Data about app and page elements
* * *

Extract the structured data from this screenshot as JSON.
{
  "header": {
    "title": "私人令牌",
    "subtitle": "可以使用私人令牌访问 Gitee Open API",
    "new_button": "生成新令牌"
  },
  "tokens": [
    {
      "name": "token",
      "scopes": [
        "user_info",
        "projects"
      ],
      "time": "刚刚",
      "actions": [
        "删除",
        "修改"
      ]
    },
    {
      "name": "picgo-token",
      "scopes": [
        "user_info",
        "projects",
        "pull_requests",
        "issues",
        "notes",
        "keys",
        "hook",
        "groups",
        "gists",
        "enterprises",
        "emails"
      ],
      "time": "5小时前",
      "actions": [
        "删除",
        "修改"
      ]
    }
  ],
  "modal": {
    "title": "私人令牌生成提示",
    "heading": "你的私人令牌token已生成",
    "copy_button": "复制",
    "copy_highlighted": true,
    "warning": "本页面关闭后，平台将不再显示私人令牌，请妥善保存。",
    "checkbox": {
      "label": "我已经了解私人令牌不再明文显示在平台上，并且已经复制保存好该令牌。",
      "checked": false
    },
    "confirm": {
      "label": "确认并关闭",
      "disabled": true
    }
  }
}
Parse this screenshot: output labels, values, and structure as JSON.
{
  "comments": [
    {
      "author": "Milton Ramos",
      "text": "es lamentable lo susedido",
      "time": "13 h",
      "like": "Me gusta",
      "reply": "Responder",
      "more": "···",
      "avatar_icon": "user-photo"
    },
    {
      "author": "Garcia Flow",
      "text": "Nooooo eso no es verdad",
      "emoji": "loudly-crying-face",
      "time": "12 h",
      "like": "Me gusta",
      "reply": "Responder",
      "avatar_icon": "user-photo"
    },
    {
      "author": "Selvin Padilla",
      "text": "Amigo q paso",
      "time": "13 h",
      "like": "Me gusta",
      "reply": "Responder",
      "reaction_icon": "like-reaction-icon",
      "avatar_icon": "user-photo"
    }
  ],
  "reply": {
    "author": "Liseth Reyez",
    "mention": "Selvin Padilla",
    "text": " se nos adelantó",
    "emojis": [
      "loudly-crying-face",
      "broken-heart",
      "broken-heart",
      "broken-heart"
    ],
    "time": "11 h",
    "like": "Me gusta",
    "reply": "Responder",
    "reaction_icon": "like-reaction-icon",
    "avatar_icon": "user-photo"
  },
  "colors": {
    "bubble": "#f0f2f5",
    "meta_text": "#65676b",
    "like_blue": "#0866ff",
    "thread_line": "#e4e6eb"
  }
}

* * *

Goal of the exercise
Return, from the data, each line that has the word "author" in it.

Answer box
      "author": "Milton Ramos",
      "author": "Garcia Flow",
      "author": "Selvin Padilla",
    "author": "Liseth Reyez",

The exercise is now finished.